* _To do_
Your answer is a copy of every line in the records where "social" appears.

>>>>>

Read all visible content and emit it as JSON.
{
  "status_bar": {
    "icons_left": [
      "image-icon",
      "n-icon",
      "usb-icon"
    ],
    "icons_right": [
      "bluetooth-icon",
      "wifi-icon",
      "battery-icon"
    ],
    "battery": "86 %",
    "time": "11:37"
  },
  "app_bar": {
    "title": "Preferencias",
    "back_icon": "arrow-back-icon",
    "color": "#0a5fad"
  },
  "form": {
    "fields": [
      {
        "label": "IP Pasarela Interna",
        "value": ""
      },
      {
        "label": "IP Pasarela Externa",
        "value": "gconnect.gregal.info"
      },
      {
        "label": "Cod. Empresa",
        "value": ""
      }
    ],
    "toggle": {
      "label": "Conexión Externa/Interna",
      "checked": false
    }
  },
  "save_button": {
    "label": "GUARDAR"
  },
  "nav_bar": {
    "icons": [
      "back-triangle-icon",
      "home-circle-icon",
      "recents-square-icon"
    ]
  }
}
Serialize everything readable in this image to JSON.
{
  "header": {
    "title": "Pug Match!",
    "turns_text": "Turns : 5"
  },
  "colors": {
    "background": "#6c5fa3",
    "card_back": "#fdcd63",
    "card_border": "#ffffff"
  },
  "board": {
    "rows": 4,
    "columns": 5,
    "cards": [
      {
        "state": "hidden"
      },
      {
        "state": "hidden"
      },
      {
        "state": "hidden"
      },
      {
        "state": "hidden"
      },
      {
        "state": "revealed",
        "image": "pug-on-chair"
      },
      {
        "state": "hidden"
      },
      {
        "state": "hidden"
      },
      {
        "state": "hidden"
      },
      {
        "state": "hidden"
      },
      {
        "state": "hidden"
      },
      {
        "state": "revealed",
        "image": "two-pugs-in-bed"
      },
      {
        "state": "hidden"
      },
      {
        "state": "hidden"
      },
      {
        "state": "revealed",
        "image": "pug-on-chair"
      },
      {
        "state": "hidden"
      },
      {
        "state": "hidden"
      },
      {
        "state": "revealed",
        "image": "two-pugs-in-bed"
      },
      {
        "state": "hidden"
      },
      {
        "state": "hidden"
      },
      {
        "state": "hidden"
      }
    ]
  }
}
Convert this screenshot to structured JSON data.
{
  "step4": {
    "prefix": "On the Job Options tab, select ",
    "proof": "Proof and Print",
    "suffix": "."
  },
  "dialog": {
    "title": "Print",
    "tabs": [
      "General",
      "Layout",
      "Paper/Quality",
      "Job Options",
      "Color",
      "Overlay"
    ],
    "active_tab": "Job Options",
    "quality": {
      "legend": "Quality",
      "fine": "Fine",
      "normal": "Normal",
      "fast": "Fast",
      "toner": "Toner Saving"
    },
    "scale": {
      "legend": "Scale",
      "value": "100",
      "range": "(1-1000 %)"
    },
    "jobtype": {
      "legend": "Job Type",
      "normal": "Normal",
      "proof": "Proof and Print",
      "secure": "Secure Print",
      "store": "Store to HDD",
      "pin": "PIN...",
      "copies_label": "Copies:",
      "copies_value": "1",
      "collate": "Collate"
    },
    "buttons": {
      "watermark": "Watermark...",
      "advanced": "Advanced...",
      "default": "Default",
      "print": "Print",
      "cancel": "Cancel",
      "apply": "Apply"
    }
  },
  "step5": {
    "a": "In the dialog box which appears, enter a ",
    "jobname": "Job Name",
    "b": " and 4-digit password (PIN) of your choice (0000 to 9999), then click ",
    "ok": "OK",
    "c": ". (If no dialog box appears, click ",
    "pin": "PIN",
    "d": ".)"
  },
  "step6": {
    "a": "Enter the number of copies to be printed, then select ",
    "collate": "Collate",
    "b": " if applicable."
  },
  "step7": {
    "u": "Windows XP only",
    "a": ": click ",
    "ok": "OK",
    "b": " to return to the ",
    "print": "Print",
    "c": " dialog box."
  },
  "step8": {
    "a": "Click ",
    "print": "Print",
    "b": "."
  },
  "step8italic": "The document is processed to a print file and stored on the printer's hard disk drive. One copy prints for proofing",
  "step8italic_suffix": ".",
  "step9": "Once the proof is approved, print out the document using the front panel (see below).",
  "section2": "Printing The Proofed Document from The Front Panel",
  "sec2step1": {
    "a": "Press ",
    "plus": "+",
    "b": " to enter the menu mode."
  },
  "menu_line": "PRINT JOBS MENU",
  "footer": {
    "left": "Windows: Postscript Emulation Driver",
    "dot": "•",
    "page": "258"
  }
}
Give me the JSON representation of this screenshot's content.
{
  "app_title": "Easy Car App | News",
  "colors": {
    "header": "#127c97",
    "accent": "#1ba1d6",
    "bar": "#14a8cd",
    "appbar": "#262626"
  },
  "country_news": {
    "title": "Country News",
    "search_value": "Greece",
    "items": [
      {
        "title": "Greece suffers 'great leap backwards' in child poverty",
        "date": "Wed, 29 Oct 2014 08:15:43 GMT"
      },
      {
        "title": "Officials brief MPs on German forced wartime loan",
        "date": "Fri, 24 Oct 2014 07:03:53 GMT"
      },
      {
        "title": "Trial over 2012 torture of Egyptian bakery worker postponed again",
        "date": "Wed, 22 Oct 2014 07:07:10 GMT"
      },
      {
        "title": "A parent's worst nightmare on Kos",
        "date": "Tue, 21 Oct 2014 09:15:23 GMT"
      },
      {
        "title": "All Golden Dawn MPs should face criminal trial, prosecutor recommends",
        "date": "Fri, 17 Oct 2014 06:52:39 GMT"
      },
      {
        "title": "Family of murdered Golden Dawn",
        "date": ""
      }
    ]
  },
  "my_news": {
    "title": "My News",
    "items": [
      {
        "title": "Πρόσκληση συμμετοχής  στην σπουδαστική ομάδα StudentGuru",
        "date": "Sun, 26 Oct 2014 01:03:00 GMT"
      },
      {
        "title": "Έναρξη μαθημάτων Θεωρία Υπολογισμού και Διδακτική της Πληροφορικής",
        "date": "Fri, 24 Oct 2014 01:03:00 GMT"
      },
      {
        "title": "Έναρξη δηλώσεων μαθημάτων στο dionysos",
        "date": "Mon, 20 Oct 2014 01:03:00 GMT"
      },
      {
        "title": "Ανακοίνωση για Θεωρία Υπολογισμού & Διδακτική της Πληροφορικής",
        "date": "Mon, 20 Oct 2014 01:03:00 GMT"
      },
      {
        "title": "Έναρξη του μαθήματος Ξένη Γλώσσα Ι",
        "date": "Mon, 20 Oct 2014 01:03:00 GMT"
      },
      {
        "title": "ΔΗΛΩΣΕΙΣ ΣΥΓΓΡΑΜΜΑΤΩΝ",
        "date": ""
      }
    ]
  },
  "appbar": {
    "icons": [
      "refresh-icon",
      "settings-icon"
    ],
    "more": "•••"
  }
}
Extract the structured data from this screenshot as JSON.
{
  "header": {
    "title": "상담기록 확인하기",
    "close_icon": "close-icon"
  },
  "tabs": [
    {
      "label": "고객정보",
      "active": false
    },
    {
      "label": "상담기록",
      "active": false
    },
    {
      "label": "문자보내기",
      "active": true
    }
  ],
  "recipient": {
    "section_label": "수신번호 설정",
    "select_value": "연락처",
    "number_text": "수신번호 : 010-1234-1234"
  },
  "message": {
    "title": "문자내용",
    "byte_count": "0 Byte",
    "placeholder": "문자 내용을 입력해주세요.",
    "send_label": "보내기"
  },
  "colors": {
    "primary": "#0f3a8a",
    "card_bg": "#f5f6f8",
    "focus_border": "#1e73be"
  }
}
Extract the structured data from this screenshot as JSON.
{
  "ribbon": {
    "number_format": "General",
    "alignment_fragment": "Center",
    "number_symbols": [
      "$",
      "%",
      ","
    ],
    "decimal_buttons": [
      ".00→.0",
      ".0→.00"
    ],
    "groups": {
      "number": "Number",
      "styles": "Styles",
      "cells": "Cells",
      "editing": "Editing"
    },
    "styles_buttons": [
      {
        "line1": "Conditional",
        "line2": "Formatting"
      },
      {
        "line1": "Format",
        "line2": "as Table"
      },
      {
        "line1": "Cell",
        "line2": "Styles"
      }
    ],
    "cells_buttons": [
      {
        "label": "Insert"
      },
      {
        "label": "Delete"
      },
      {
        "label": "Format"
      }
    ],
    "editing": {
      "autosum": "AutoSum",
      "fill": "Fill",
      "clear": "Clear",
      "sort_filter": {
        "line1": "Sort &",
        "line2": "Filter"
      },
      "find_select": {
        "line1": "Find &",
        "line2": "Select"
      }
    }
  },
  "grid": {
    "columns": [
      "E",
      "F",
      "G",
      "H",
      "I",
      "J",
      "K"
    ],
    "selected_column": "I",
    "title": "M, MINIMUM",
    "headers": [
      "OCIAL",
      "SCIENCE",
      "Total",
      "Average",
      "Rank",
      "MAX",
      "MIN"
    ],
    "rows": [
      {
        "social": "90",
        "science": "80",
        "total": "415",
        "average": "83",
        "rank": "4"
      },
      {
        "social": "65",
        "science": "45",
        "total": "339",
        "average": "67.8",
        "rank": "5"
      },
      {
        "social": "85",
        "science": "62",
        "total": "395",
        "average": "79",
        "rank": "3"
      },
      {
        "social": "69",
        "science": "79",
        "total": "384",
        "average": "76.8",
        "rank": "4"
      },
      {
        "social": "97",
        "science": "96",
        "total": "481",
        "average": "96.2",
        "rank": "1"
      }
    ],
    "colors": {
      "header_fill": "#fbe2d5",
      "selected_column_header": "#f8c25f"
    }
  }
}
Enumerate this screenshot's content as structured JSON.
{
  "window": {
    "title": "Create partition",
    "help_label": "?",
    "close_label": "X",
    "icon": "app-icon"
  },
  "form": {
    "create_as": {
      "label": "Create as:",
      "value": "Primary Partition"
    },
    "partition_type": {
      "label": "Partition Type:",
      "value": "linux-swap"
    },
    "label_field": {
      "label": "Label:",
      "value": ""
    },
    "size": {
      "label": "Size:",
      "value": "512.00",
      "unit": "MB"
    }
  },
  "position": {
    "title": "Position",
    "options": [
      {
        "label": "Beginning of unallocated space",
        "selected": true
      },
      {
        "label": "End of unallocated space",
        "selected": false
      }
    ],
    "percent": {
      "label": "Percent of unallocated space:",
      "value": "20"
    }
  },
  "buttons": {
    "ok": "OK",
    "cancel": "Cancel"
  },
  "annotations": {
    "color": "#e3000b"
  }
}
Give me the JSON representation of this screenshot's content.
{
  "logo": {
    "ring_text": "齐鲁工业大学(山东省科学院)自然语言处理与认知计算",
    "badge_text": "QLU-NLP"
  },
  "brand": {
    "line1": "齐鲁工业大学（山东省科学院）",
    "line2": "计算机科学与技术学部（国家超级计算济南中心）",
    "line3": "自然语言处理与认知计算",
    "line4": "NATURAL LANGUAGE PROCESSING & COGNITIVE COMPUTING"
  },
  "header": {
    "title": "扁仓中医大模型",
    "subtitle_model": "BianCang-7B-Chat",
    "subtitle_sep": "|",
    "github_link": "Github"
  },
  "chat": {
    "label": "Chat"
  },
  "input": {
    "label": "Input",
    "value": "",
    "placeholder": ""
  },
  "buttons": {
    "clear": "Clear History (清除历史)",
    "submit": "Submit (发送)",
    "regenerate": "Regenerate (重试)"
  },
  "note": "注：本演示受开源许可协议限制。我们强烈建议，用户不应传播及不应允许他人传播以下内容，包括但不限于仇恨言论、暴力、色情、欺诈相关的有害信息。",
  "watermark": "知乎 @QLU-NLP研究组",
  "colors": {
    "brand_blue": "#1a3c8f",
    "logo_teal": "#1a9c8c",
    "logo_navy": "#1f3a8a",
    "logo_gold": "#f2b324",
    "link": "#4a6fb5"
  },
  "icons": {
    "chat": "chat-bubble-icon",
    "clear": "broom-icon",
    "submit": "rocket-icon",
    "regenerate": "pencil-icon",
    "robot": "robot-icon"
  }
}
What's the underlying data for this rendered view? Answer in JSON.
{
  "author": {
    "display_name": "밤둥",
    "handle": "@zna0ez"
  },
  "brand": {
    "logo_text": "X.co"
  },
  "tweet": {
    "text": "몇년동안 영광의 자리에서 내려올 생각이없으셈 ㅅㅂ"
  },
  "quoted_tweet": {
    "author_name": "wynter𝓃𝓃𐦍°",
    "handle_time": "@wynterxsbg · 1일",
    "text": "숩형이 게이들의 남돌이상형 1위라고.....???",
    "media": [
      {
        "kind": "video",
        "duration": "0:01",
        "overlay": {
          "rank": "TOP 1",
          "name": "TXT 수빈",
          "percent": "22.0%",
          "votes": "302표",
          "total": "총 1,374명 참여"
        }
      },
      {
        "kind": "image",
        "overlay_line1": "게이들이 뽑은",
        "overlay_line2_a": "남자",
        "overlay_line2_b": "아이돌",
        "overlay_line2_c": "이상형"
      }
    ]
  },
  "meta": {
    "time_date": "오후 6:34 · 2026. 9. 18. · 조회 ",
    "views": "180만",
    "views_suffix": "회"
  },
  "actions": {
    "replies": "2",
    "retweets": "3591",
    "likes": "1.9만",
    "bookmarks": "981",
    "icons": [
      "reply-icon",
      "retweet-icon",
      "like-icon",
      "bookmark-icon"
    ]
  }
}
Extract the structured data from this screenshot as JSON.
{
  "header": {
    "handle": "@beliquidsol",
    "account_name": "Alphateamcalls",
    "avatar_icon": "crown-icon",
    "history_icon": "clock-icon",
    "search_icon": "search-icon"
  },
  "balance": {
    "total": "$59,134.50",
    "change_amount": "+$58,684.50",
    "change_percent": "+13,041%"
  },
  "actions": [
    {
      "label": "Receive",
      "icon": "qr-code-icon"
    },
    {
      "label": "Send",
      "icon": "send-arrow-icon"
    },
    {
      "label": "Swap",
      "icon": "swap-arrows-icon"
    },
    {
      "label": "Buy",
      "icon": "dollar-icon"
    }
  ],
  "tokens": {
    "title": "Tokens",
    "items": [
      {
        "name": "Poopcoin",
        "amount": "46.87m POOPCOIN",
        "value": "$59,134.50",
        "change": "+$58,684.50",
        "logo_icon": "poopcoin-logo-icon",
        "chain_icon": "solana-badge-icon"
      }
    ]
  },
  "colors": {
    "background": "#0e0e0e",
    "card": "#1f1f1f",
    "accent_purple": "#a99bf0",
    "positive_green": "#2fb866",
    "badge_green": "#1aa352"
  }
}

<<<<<

* _Result_
        "social": "90",
        "social": "65",
        "social": "85",
        "social": "69",
        "social": "97",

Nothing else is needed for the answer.